If you and your partner are having trouble conceiving, and his conventional sperm parameters — sperm count, motility (speed) and morphology (shape) — are normal, the problem could still be because of sperm.
If you are struggling with male infertility you may have been tempted by advertisements for fertility supplements. But do they really work? It’s important to look at the ingredients of each male fertility supplement you are considering to see if their claims are backed up by science.
Male infertility affects approximately two million men annually. There are several medical conditions that could lead to male infertility. Medical factors of male infertility include Azoospermia, Hypospadia and more.
A blog by Natan Bar-Chama, MD, Urologist & Male Infertility Specialist, RMA of New York, September 14, 2015
There is a common assumption that when a couple is experiencing difficulty in achieving pregnancy, it is typically attributable to a problem with the female. This is not at all the case, and in fact, male infertility accounts for 40 to 50 percent of all infertility cases.

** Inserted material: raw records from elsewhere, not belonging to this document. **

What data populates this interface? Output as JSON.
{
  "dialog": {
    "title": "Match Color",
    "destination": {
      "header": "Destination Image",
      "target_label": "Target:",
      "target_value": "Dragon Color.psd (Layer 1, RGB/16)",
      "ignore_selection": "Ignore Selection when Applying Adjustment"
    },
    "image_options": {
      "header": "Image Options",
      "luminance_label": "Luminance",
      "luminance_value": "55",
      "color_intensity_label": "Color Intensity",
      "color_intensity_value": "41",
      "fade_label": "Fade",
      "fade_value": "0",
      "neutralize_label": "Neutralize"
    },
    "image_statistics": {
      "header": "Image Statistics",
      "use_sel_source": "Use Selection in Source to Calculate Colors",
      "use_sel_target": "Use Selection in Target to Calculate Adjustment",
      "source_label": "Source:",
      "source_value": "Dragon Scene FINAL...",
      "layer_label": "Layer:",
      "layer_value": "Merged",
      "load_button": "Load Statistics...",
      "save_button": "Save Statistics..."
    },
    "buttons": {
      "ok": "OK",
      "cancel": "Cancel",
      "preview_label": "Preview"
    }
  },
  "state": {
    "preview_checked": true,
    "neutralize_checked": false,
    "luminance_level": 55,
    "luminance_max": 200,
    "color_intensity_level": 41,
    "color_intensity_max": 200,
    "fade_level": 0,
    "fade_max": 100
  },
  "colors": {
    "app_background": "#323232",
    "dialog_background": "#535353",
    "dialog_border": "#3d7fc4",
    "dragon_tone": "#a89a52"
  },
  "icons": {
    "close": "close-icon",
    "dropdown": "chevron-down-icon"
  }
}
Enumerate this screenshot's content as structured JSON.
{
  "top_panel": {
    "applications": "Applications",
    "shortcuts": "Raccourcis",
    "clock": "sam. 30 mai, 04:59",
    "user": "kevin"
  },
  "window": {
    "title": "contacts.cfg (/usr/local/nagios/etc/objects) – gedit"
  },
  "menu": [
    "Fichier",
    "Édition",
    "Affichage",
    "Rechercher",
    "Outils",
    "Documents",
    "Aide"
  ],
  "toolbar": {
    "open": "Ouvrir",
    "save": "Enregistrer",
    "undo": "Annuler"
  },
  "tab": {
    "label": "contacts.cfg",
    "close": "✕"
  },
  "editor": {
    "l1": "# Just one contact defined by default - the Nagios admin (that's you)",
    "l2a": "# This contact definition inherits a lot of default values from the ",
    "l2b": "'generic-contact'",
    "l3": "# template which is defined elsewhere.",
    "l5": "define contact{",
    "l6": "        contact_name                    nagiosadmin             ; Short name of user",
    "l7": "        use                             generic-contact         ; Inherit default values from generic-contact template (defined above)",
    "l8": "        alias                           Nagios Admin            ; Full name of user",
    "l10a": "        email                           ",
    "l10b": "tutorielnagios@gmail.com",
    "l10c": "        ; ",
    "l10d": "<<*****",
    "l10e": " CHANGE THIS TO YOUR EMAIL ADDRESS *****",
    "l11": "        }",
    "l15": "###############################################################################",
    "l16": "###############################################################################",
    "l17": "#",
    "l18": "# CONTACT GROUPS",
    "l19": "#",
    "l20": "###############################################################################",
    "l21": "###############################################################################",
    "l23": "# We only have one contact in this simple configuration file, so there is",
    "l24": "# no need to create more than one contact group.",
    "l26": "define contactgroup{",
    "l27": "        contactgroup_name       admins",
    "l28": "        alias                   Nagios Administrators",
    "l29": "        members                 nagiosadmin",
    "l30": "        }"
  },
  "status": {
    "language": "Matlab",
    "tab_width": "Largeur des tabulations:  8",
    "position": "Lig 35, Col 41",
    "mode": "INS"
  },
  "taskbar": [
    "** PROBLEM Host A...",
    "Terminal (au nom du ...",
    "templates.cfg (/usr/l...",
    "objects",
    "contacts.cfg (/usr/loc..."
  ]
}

In some instances the issue centers on factors such as hormonal insufficiencies, environmental factors or poor general health, while in others the complications are caused by the male’s reproductive system in its ability to produce viable sperm.
Infertility affects men and women equally. Approximately 40 percent of infertility is male related; 40 percent is female related; and 20 percent is unexplained or a combination of male and female factors.
A blog by Kym Campbell
Men taking antioxidant supplements to improve their fertility is a trend that is growing in close proportion to both the increasing prevalence of subfertility in couples trying to conceive, as well as the increasing awareness that male factors can be a significant problem during this potentially challenging phase in a couple’s relationship. It is well known now that male factors are the sole cause of infertility in 30% of couples who have difficulty conceiving, with another 20% attributable to both male and female factors.